* _Task prompt_
Wherever a line in the material contains the word "than", copy that line.

* _Records to use_
---------------

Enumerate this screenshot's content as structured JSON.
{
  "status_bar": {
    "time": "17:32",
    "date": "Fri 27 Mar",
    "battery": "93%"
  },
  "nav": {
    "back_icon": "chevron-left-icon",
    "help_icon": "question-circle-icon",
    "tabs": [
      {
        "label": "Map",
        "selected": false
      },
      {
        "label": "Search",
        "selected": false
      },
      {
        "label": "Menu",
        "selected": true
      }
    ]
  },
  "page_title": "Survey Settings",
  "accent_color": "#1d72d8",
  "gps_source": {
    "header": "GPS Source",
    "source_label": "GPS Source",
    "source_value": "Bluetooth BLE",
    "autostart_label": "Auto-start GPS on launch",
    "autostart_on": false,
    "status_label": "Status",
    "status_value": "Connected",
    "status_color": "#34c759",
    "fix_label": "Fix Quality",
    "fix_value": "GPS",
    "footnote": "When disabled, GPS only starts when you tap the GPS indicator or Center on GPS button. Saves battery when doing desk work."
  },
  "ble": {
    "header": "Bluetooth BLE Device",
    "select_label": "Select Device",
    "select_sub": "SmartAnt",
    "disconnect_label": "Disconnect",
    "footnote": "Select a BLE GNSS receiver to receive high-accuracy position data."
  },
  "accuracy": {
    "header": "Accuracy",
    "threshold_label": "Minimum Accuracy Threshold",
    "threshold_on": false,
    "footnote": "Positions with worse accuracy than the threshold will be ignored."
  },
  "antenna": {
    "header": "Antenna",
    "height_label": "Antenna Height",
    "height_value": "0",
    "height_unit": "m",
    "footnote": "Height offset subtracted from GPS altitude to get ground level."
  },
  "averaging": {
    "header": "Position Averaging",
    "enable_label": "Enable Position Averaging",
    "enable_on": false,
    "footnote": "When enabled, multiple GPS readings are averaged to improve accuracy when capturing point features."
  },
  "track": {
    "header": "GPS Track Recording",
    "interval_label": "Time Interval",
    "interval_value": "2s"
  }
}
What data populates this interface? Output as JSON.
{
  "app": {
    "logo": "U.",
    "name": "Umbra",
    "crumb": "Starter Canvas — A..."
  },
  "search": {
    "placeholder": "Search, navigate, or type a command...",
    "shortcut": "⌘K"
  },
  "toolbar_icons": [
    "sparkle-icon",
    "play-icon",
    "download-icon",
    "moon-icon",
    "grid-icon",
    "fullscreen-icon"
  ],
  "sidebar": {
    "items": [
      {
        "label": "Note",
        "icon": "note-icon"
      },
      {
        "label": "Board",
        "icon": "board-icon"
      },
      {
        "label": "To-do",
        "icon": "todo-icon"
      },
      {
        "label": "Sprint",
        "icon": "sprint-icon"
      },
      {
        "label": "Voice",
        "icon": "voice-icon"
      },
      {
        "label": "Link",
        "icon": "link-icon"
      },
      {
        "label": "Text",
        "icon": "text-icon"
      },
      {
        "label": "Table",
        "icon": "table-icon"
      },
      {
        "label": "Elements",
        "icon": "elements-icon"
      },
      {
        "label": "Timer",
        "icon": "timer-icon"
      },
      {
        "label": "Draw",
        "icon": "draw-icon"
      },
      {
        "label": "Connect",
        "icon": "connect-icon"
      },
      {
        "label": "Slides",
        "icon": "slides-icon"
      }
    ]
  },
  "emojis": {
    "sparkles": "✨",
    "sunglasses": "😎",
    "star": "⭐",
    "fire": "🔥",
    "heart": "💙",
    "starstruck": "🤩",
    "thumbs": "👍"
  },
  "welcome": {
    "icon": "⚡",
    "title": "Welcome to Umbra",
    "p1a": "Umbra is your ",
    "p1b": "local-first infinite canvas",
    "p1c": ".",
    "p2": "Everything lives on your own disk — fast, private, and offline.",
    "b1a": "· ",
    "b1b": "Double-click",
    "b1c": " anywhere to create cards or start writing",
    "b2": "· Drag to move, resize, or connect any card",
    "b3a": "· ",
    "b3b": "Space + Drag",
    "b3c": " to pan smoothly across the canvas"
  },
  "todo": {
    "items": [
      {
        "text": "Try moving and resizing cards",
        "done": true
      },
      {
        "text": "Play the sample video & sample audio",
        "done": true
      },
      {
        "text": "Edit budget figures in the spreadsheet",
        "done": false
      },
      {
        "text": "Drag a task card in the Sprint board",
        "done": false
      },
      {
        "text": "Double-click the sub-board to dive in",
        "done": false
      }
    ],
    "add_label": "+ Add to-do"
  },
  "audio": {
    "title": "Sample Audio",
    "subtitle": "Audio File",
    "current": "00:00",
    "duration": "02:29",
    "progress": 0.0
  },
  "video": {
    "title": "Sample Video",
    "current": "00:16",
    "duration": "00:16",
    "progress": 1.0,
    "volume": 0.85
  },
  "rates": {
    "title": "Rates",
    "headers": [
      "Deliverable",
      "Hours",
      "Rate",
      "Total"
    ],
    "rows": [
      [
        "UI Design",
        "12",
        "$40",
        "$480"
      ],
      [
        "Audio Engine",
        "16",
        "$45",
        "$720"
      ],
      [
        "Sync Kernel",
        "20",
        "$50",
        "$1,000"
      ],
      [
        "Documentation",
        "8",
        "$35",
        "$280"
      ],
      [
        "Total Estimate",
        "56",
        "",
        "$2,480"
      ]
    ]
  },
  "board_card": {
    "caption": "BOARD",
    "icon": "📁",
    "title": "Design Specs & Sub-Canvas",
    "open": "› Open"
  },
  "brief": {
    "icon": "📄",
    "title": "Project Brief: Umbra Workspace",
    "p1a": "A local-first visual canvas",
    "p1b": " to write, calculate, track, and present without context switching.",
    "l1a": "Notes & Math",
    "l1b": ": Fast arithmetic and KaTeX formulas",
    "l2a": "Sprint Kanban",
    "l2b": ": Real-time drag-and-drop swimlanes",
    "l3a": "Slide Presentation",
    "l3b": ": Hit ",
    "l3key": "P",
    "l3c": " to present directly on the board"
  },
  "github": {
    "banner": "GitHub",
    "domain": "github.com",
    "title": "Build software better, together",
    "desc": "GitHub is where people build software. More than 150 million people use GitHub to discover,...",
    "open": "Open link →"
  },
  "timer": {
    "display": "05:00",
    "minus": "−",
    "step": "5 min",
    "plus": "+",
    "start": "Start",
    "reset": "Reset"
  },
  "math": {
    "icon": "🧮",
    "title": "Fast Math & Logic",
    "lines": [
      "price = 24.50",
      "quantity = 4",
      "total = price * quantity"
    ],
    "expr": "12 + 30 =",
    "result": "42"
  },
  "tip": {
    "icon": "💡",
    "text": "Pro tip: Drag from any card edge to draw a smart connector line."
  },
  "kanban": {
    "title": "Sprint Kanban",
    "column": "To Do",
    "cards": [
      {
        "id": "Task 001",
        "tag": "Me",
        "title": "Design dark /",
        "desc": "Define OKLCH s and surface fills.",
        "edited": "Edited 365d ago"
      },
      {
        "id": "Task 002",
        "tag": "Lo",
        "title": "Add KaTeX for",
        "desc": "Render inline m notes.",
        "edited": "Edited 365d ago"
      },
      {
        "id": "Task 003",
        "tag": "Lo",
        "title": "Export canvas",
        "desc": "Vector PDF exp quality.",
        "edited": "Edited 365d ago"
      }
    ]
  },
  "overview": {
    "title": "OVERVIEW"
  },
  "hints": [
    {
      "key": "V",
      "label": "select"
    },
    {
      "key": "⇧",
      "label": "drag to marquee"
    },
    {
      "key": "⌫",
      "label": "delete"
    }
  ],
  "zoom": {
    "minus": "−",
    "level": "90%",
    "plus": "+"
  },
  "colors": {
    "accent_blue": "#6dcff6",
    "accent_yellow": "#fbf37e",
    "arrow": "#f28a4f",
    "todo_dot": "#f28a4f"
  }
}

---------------

* _Solution for this task_
    "footnote": "Positions with worse accuracy than the threshold will be ignored."
    "desc": "GitHub is where people build software. More than 150 million people use GitHub to discover,...",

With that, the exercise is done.